**WHAT IS BEING ASKED**
Entries follow. Return each line that contains the word "burst".

**INPUT MATERIAL**
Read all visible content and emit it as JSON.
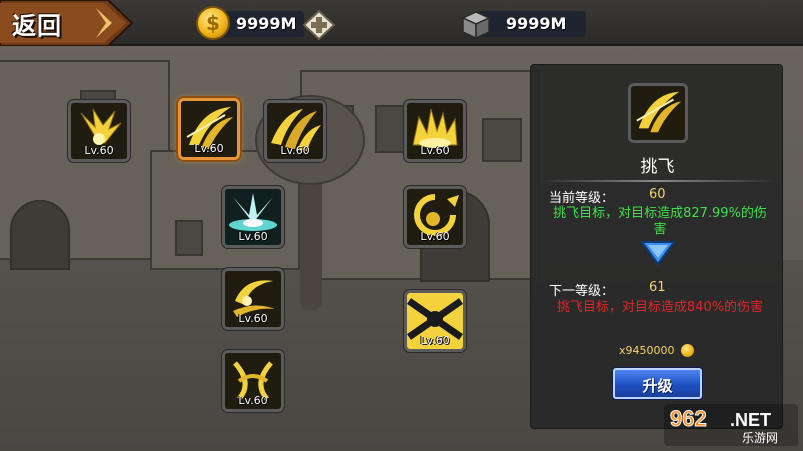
{
  "topbar": {
    "back_label": "返回",
    "gold_amount": "9999M",
    "gem_amount": "9999M"
  },
  "icons": {
    "gold": "gold-coin-icon",
    "add": "plus-icon",
    "gem": "cube-icon"
  },
  "skills": [
    {
      "level": "Lv.60",
      "icon": "burst-icon"
    },
    {
      "level": "Lv.60",
      "icon": "slash-icon",
      "selected": true
    },
    {
      "level": "Lv.60",
      "icon": "multi-slash-icon"
    },
    {
      "level": "Lv.60",
      "icon": "shockwave-icon"
    },
    {
      "level": "Lv.60",
      "icon": "crescent-slash-icon"
    },
    {
      "level": "Lv.60",
      "icon": "flame-burst-icon"
    },
    {
      "level": "Lv.60",
      "icon": "orbit-slash-icon"
    },
    {
      "level": "Lv.60",
      "icon": "cross-strike-icon"
    },
    {
      "level": "Lv.60",
      "icon": "whirlwind-icon"
    }
  ],
  "detail": {
    "name": "挑飞",
    "current_level_label": "当前等级：",
    "current_level": "60",
    "current_desc": "挑飞目标，对目标造成827.99%的伤害",
    "next_level_label": "下一等级：",
    "next_level": "61",
    "next_desc": "挑飞目标，对目标造成840%的伤害",
    "cost": "x9450000",
    "upgrade_label": "升级"
  },
  "colors": {
    "selected_border": "#e7943b",
    "current_desc": "#3fe04a",
    "next_desc": "#e0252a",
    "level_value": "#f3d36a",
    "upgrade_button": "#1f4fc0"
  },
  "watermark": {
    "brand": "962.NET",
    "subtitle": "乐游网"
  }
}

**FINISHED EXERCISE**
      "icon": "burst-icon"
      "icon": "flame-burst-icon"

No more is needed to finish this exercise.